- Exercise brief: Across the material below, how many lines contain the word "text"? Give only the number.

- Data provided:
######

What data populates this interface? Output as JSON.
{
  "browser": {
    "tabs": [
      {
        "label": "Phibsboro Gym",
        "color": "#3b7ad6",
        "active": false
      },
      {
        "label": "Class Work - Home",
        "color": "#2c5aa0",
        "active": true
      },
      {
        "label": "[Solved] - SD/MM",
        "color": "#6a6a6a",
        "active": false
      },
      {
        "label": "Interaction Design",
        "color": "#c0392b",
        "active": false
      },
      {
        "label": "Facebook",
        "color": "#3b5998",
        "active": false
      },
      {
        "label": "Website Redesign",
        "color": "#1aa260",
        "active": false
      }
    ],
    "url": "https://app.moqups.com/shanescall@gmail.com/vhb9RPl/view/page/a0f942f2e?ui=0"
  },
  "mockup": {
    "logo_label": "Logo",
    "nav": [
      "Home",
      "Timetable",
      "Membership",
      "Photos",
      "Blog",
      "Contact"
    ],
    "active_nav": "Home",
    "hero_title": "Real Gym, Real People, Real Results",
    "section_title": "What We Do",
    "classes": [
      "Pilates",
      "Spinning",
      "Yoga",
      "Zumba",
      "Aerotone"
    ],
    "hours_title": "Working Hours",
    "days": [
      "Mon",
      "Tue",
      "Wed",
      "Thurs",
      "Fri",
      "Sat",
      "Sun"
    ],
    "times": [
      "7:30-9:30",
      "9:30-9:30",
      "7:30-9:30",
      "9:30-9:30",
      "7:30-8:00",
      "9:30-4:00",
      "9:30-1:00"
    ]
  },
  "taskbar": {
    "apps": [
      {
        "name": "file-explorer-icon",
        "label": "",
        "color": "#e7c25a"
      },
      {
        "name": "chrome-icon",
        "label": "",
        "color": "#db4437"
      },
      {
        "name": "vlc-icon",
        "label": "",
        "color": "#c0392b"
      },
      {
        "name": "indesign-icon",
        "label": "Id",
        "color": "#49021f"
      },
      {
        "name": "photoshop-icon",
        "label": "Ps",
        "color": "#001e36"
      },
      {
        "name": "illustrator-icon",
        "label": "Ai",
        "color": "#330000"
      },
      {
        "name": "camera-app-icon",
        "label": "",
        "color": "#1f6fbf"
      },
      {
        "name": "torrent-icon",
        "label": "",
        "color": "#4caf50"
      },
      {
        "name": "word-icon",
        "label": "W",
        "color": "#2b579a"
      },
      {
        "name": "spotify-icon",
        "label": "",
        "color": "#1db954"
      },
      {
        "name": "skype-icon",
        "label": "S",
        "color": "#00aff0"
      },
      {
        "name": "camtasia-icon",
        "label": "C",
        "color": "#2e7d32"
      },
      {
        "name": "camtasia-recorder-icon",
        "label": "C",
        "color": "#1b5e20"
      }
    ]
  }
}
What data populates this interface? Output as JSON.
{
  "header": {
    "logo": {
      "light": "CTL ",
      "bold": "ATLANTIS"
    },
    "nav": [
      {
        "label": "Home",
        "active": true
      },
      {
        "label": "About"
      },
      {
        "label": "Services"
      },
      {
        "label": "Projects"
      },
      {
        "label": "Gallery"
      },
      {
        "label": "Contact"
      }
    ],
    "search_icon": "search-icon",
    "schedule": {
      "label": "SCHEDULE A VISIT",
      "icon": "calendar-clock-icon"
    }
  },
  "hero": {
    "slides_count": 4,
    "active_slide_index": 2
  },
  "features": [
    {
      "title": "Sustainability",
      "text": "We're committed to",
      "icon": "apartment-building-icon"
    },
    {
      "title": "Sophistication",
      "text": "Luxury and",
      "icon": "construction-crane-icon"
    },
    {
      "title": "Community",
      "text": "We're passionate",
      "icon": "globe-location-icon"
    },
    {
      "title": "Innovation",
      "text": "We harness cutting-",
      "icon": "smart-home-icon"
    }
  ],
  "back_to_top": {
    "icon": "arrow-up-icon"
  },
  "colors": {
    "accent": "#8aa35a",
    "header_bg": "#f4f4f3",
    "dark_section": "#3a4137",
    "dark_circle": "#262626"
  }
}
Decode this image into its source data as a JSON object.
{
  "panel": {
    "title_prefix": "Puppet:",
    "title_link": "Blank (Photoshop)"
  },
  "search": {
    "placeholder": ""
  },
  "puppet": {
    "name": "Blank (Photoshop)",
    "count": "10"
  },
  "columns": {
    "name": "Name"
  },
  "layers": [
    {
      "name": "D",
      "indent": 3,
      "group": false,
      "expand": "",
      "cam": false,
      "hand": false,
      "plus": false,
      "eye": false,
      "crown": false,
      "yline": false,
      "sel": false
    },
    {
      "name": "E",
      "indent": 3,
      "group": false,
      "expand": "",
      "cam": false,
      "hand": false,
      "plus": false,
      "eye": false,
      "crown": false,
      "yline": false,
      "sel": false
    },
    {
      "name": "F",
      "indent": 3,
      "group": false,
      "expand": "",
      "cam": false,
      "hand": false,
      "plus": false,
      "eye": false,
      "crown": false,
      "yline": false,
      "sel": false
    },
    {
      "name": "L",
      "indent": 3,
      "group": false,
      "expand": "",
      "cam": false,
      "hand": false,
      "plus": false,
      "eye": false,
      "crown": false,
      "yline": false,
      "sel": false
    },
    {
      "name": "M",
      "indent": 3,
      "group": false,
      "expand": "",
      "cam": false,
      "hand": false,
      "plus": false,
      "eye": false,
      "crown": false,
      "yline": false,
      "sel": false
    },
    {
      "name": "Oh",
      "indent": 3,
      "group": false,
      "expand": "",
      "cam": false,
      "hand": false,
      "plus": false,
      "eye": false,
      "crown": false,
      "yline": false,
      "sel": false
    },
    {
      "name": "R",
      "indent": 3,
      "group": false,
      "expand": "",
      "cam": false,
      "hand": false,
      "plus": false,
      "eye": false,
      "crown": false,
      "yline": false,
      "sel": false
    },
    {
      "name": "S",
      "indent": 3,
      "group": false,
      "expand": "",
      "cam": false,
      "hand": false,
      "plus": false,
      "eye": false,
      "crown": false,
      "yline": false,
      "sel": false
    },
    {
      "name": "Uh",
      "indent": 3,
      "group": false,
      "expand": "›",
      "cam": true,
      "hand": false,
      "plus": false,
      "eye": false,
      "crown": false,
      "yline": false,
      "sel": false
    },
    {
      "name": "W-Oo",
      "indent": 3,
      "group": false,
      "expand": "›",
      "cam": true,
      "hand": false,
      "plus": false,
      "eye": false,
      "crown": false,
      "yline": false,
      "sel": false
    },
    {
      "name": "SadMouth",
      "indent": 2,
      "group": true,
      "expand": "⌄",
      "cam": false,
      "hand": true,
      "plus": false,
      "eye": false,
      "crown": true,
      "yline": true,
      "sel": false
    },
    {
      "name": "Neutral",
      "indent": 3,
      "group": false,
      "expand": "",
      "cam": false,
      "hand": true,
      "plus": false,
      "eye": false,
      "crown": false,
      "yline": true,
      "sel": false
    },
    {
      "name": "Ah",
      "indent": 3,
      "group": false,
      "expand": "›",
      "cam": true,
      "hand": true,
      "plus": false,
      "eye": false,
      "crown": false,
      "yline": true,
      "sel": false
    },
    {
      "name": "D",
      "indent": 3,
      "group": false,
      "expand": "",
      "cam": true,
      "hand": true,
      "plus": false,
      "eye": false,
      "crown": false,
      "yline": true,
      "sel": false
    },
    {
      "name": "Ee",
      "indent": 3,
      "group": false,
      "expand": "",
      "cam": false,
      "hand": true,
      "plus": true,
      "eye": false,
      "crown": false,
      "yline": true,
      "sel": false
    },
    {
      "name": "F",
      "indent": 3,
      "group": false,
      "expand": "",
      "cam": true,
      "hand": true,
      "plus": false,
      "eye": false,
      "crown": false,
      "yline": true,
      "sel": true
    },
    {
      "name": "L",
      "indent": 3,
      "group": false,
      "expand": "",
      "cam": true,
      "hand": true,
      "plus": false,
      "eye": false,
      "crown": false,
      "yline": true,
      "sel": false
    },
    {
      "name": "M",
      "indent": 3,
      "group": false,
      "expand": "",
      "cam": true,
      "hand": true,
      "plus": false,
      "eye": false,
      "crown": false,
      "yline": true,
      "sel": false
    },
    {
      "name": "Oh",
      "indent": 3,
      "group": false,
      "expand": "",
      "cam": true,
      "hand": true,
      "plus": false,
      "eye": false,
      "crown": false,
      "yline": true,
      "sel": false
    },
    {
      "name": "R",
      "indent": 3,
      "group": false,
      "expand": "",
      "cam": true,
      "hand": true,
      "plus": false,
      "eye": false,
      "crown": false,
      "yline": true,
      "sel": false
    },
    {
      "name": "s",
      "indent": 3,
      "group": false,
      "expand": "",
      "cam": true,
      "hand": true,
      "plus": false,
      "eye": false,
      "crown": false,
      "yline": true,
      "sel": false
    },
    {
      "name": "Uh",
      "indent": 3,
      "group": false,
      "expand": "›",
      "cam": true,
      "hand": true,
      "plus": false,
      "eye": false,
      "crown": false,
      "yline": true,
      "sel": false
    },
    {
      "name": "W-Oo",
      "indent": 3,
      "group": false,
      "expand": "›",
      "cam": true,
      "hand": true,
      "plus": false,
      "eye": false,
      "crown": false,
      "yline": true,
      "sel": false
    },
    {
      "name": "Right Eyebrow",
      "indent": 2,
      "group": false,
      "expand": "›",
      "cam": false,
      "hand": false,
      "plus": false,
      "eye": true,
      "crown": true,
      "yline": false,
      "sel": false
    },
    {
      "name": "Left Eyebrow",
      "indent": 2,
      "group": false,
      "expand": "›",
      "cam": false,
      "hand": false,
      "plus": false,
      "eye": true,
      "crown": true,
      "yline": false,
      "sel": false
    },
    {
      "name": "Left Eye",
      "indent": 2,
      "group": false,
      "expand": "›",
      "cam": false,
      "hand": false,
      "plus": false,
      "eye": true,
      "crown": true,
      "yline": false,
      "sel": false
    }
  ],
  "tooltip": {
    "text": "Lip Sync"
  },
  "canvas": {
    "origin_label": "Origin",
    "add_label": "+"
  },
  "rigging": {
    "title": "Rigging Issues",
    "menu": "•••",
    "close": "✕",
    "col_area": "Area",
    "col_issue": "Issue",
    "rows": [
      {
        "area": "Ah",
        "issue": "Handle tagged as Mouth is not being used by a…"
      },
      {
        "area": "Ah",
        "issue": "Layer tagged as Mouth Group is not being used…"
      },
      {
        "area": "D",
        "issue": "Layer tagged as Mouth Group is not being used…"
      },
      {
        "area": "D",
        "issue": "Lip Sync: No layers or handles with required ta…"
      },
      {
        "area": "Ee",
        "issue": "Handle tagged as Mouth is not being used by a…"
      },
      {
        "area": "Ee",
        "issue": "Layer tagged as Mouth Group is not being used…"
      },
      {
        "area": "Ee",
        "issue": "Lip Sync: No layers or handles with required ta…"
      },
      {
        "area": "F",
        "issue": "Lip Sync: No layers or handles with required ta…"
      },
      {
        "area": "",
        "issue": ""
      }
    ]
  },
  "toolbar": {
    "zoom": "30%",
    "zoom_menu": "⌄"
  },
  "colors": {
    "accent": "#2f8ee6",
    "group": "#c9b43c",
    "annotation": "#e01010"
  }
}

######

- Solution to this problem: 5